Data excerpts
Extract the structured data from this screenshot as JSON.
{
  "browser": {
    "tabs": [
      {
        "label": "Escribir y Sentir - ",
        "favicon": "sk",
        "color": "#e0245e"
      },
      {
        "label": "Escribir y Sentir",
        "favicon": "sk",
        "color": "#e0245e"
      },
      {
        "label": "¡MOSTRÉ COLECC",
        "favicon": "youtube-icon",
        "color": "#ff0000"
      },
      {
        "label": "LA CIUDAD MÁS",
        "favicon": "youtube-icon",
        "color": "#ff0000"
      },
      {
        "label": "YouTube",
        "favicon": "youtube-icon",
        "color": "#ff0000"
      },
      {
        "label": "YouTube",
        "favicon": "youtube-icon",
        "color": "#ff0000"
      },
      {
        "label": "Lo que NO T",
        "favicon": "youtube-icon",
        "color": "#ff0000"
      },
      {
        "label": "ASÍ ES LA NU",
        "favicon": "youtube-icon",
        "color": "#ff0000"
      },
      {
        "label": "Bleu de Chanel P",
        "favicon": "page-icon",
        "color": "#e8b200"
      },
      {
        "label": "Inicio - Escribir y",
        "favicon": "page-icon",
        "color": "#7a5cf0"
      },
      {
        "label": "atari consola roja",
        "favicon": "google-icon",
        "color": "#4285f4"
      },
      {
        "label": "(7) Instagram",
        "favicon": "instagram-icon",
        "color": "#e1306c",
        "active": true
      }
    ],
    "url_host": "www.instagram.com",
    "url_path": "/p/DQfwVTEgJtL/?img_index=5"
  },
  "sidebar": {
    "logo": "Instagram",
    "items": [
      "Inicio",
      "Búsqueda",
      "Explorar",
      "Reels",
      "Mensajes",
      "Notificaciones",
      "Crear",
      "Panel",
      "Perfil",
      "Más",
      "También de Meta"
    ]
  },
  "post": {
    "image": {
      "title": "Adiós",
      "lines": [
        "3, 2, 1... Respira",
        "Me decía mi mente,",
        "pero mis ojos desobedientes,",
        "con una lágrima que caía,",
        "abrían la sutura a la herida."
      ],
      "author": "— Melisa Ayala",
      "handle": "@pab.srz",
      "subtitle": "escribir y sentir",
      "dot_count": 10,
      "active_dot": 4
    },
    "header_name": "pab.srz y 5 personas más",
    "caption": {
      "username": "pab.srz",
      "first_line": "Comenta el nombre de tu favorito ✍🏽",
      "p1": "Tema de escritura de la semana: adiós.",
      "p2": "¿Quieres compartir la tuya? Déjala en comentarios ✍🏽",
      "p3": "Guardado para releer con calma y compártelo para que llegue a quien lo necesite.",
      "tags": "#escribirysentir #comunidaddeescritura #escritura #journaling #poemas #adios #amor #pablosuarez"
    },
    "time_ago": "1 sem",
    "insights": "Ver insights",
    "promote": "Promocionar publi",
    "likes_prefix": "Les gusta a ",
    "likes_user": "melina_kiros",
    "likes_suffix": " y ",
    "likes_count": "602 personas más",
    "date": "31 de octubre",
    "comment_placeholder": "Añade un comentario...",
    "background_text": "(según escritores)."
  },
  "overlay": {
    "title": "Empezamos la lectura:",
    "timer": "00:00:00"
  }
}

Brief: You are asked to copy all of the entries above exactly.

Written answer:
Extract the structured data from this screenshot as JSON.
{
  "browser": {
    "tabs": [
      {
        "label": "Escribir y Sentir - ",
        "favicon": "sk",
        "color": "#e0245e"
      },
      {
        "label": "Escribir y Sentir",
        "favicon": "sk",
        "color": "#e0245e"
      },
      {
        "label": "¡MOSTRÉ COLECC",
        "favicon": "youtube-icon",
        "color": "#ff0000"
      },
      {
        "label": "LA CIUDAD MÁS",
        "favicon": "youtube-icon",
        "color": "#ff0000"
      },
      {
        "label": "YouTube",
        "favicon": "youtube-icon",
        "color": "#ff0000"
      },
      {
        "label": "YouTube",
        "favicon": "youtube-icon",
        "color": "#ff0000"
      },
      {
        "label": "Lo que NO T",
        "favicon": "youtube-icon",
        "color": "#ff0000"
      },
      {
        "label": "ASÍ ES LA NU",
        "favicon": "youtube-icon",
        "color": "#ff0000"
      },
      {
        "label": "Bleu de Chanel P",
        "favicon": "page-icon",
        "color": "#e8b200"
      },
      {
        "label": "Inicio - Escribir y",
        "favicon": "page-icon",
        "color": "#7a5cf0"
      },
      {
        "label": "atari consola roja",
        "favicon": "google-icon",
        "color": "#4285f4"
      },
      {
        "label": "(7) Instagram",
        "favicon": "instagram-icon",
        "color": "#e1306c",
        "active": true
      }
    ],
    "url_host": "www.instagram.com",
    "url_path": "/p/DQfwVTEgJtL/?img_index=5"
  },
  "sidebar": {
    "logo": "Instagram",
    "items": [
      "Inicio",
      "Búsqueda",
      "Explorar",
      "Reels",
      "Mensajes",
      "Notificaciones",
      "Crear",
      "Panel",
      "Perfil",
      "Más",
      "También de Meta"
    ]
  },
  "post": {
    "image": {
      "title": "Adiós",
      "lines": [
        "3, 2, 1... Respira",
        "Me decía mi mente,",
        "pero mis ojos desobedientes,",
        "con una lágrima que caía,",
        "abrían la sutura a la herida."
      ],
      "author": "— Melisa Ayala",
      "handle": "@pab.srz",
      "subtitle": "escribir y sentir",
      "dot_count": 10,
      "active_dot": 4
    },
    "header_name": "pab.srz y 5 personas más",
    "caption": {
      "username": "pab.srz",
      "first_line": "Comenta el nombre de tu favorito ✍🏽",
      "p1": "Tema de escritura de la semana: adiós.",
      "p2": "¿Quieres compartir la tuya? Déjala en comentarios ✍🏽",
      "p3": "Guardado para releer con calma y compártelo para que llegue a quien lo necesite.",
      "tags": "#escribirysentir #comunidaddeescritura #escritura #journaling #poemas #adios #amor #pablosuarez"
    },
    "time_ago": "1 sem",
    "insights": "Ver insights",
    "promote": "Promocionar publi",
    "likes_prefix": "Les gusta a ",
    "likes_user": "melina_kiros",
    "likes_suffix": " y ",
    "likes_count": "602 personas más",
    "date": "31 de octubre",
    "comment_placeholder": "Añade un comentario...",
    "background_text": "(según escritores)."
  },
  "overlay": {
    "title": "Empezamos la lectura:",
    "timer": "00:00:00"
  }
}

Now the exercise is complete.